Many employees wonder what "FICA" actually stands for when examining their paychecks. Those four little letters can often have a big impact on the size of a paycheck. FICA, which stands for the "Federal Insurance Contributions Act," is a tax enacted by the federal government to support its disability and retirement programs.
The Definition of "FICA"
FICA stands for the "Federal Insurance Contributions Act." The official title is often shortened, particularly on paychecks and other tax documents, to FICA.
FICA was established by the federal government through a series of taxes enacted to support the Social Security Administration (SSA) begun in the 1930s. The official name "FICA" was not created until 1939. Similar to other federal taxes, the Internal Revenue Service (IRS) collects these funds. The SSA, however, has the authority to disburse them.
The federal government requires all employed persons in the United States to pay FICA taxes, regardless of whether they work for themselves, work freelance or how much money they earn in a year. Self-employed and freelance individuals are required to calculate and remit their FICA tax obligation to the IRS at least on a quarterly basis. Employers are required to subtract the tax from employee's paychecks; hence, the appearance of "FICA" on a paycheck. Failure to pay FICA can result in fines or a denial of disability or retirement benefits.
The federal government also requires employers to contribute to FICA taxes for each person they employ. Usually, the total tax liability is split evenly between employer and employee, meaning that they each pay an equal amount. Because of this, FICA is sometimes referred to as a "contribution" system rather than a tax. Employers failing to comply with this requirement may be subject to fines for overdue payments and penalties. Self-employed and freelance individuals are responsible for the entire amount.
Amount of FICA Taxes

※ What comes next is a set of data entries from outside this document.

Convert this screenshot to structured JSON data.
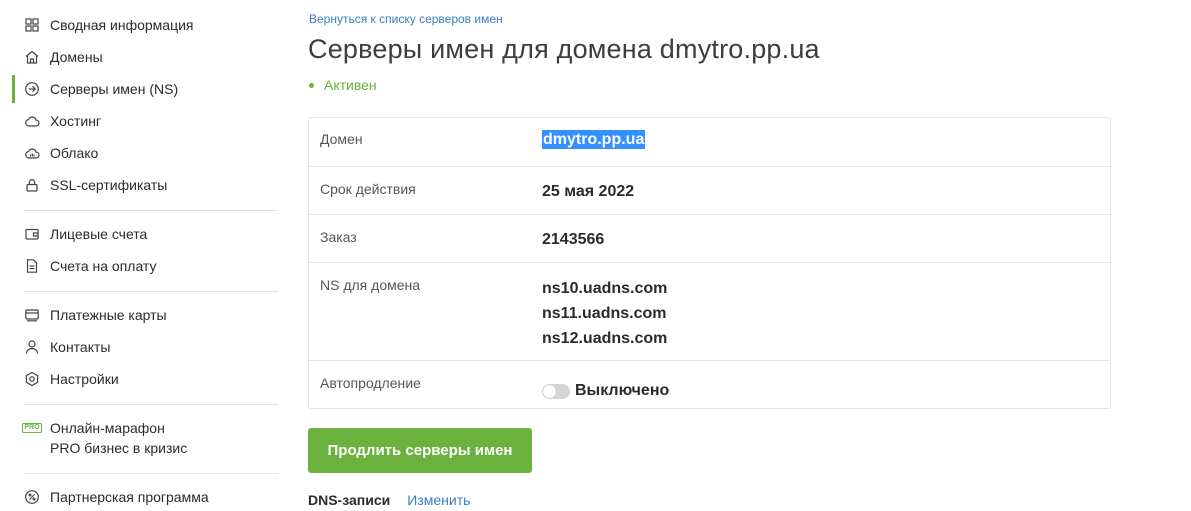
{
  "sidebar": {
    "group1": [
      {
        "label": "Сводная информация",
        "icon": "dashboard-icon"
      },
      {
        "label": "Домены",
        "icon": "home-icon"
      },
      {
        "label": "Серверы имен (NS)",
        "icon": "arrow-circle-icon",
        "active": true
      },
      {
        "label": "Хостинг",
        "icon": "cloud-icon"
      },
      {
        "label": "Облако",
        "icon": "cloud-server-icon"
      },
      {
        "label": "SSL-сертификаты",
        "icon": "lock-icon"
      }
    ],
    "group2": [
      {
        "label": "Лицевые счета",
        "icon": "wallet-icon"
      },
      {
        "label": "Счета на оплату",
        "icon": "document-icon"
      }
    ],
    "group3": [
      {
        "label": "Платежные карты",
        "icon": "card-icon"
      },
      {
        "label": "Контакты",
        "icon": "user-icon"
      },
      {
        "label": "Настройки",
        "icon": "gear-icon"
      }
    ],
    "promo": {
      "badge": "PRO",
      "line1": "Онлайн-марафон",
      "line2": "PRO бизнес в кризис"
    },
    "partner": {
      "label": "Партнерская программа",
      "icon": "percent-icon"
    },
    "accent_color": "#6ab23d"
  },
  "main": {
    "back_link": "Вернуться к списку серверов имен",
    "title": "Серверы имен для домена dmytro.pp.ua",
    "status": "Активен",
    "table": {
      "domain_label": "Домен",
      "domain_value": "dmytro.pp.ua",
      "expiry_label": "Срок действия",
      "expiry_value": "25 мая 2022",
      "order_label": "Заказ",
      "order_value": "2143566",
      "ns_label": "NS для домена",
      "ns_values": [
        "ns10.uadns.com",
        "ns11.uadns.com",
        "ns12.uadns.com"
      ],
      "autorenew_label": "Автопродление",
      "autorenew_value": "Выключено",
      "autorenew_enabled": false
    },
    "renew_button": "Продлить серверы имен",
    "dns_label": "DNS-записи",
    "dns_edit": "Изменить"
  }
}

The amount of FICA taxes collected by the IRS changes each year to account for inflation, as well as the agency's need. In 2011, the IRS taxed 12.4 of net income. If split evenly, an employer and employee each pay 6.2 percent. This amount is usually split over the three month period in each quarter, resulting in 2 percent of an employee's monthly paycheck being withheld for FICA. Self-employed and freelance workers pay the entire 12.4.
The Reasons for FICA
FICA is used by the SSA to fund its Social Security disability (SSD) and Social Security retirement income (SSI) benefit programs. To receive either type of benefit, a taxpayer must have paid into the system.
The general agency rule is that an individual must have a certain number of "work credits" to be entitled to either SSD or SSI benefits. This term refers to how many quarters of a year an individual worked and paid a minimum of $700 of taxes into the system. As of 2011, the SSA required that individuals age 31 and older have a minimum of 20 credits. Exceptions are made for extremely disabled individuals seeking disability benefits who are under age 21 or individuals disabled from birth.
The individual or employer is responsible for reporting the employment and taxes paid to the SSA each quarter. Failing to have met the required number of work credits means that an applicant for SSD or SSI runs the risk of having their benefit request denied.
Your Paycheck and FICA
Despite the annoyance of having a portion of your paycheck removed to pay FICA taxes, it is actually intended for your own good. Paying FICA means that you have federally-managed backup and retirement funding.